- Exercise details:
The records are to be reproduced verbatim.

- Record set:
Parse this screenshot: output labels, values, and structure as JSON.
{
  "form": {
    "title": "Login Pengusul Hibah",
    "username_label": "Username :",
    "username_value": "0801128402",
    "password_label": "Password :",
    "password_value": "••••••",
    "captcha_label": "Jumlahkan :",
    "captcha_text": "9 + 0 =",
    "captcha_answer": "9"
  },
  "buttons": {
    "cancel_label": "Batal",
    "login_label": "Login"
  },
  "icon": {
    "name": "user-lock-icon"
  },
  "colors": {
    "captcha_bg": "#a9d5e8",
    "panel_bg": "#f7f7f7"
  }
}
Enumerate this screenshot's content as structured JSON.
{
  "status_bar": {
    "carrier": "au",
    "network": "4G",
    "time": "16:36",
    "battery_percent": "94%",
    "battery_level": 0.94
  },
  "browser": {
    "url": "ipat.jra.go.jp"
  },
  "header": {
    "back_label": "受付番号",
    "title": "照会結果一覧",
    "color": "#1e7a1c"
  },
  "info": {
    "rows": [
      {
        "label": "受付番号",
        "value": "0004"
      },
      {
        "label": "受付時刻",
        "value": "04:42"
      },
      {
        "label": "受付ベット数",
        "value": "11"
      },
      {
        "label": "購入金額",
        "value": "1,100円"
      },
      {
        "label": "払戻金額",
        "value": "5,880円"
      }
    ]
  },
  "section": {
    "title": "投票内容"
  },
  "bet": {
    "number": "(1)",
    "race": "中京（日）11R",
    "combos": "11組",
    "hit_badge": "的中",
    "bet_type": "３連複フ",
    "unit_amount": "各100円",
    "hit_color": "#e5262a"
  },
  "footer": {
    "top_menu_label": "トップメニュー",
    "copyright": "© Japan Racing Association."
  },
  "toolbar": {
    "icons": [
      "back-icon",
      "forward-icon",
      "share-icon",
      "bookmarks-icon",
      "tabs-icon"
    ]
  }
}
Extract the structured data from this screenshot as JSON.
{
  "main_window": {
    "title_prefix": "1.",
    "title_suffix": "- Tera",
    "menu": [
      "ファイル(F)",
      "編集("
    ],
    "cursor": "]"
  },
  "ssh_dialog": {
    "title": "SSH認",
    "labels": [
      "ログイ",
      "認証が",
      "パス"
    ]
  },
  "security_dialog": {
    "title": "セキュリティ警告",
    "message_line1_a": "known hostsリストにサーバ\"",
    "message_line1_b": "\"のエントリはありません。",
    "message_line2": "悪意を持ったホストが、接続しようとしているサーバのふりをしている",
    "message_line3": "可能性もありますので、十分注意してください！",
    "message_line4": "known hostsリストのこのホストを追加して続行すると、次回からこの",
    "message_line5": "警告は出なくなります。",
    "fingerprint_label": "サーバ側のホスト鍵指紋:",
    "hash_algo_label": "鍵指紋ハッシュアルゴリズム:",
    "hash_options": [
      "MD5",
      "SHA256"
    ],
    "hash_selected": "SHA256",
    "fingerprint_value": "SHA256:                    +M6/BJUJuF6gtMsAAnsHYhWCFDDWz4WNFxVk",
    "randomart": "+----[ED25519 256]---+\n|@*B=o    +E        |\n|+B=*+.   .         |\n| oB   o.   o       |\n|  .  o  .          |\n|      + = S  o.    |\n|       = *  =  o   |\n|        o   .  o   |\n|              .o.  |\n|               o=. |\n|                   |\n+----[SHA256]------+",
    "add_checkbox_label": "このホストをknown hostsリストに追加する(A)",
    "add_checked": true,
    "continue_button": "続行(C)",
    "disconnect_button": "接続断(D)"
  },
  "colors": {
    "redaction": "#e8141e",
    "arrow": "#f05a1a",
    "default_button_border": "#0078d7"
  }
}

- Response to this exercise:
Parse this screenshot: output labels, values, and structure as JSON.
{
  "form": {
    "title": "Login Pengusul Hibah",
    "username_label": "Username :",
    "username_value": "0801128402",
    "password_label": "Password :",
    "password_value": "••••••",
    "captcha_label": "Jumlahkan :",
    "captcha_text": "9 + 0 =",
    "captcha_answer": "9"
  },
  "buttons": {
    "cancel_label": "Batal",
    "login_label": "Login"
  },
  "icon": {
    "name": "user-lock-icon"
  },
  "colors": {
    "captcha_bg": "#a9d5e8",
    "panel_bg": "#f7f7f7"
  }
}
Enumerate this screenshot's content as structured JSON.
{
  "status_bar": {
    "carrier": "au",
    "network": "4G",
    "time": "16:36",
    "battery_percent": "94%",
    "battery_level": 0.94
  },
  "browser": {
    "url": "ipat.jra.go.jp"
  },
  "header": {
    "back_label": "受付番号",
    "title": "照会結果一覧",
    "color": "#1e7a1c"
  },
  "info": {
    "rows": [
      {
        "label": "受付番号",
        "value": "0004"
      },
      {
        "label": "受付時刻",
        "value": "04:42"
      },
      {
        "label": "受付ベット数",
        "value": "11"
      },
      {
        "label": "購入金額",
        "value": "1,100円"
      },
      {
        "label": "払戻金額",
        "value": "5,880円"
      }
    ]
  },
  "section": {
    "title": "投票内容"
  },
  "bet": {
    "number": "(1)",
    "race": "中京（日）11R",
    "combos": "11組",
    "hit_badge": "的中",
    "bet_type": "３連複フ",
    "unit_amount": "各100円",
    "hit_color": "#e5262a"
  },
  "footer": {
    "top_menu_label": "トップメニュー",
    "copyright": "© Japan Racing Association."
  },
  "toolbar": {
    "icons": [
      "back-icon",
      "forward-icon",
      "share-icon",
      "bookmarks-icon",
      "tabs-icon"
    ]
  }
}
Extract the structured data from this screenshot as JSON.
{
  "main_window": {
    "title_prefix": "1.",
    "title_suffix": "- Tera",
    "menu": [
      "ファイル(F)",
      "編集("
    ],
    "cursor": "]"
  },
  "ssh_dialog": {
    "title": "SSH認",
    "labels": [
      "ログイ",
      "認証が",
      "パス"
    ]
  },
  "security_dialog": {
    "title": "セキュリティ警告",
    "message_line1_a": "known hostsリストにサーバ\"",
    "message_line1_b": "\"のエントリはありません。",
    "message_line2": "悪意を持ったホストが、接続しようとしているサーバのふりをしている",
    "message_line3": "可能性もありますので、十分注意してください！",
    "message_line4": "known hostsリストのこのホストを追加して続行すると、次回からこの",
    "message_line5": "警告は出なくなります。",
    "fingerprint_label": "サーバ側のホスト鍵指紋:",
    "hash_algo_label": "鍵指紋ハッシュアルゴリズム:",
    "hash_options": [
      "MD5",
      "SHA256"
    ],
    "hash_selected": "SHA256",
    "fingerprint_value": "SHA256:                    +M6/BJUJuF6gtMsAAnsHYhWCFDDWz4WNFxVk",
    "randomart": "+----[ED25519 256]---+\n|@*B=o    +E        |\n|+B=*+.   .         |\n| oB   o.   o       |\n|  .  o  .          |\n|      + = S  o.    |\n|       = *  =  o   |\n|        o   .  o   |\n|              .o.  |\n|               o=. |\n|                   |\n+----[SHA256]------+",
    "add_checkbox_label": "このホストをknown hostsリストに追加する(A)",
    "add_checked": true,
    "continue_button": "続行(C)",
    "disconnect_button": "接続断(D)"
  },
  "colors": {
    "redaction": "#e8141e",
    "arrow": "#f05a1a",
    "default_button_border": "#0078d7"
  }
}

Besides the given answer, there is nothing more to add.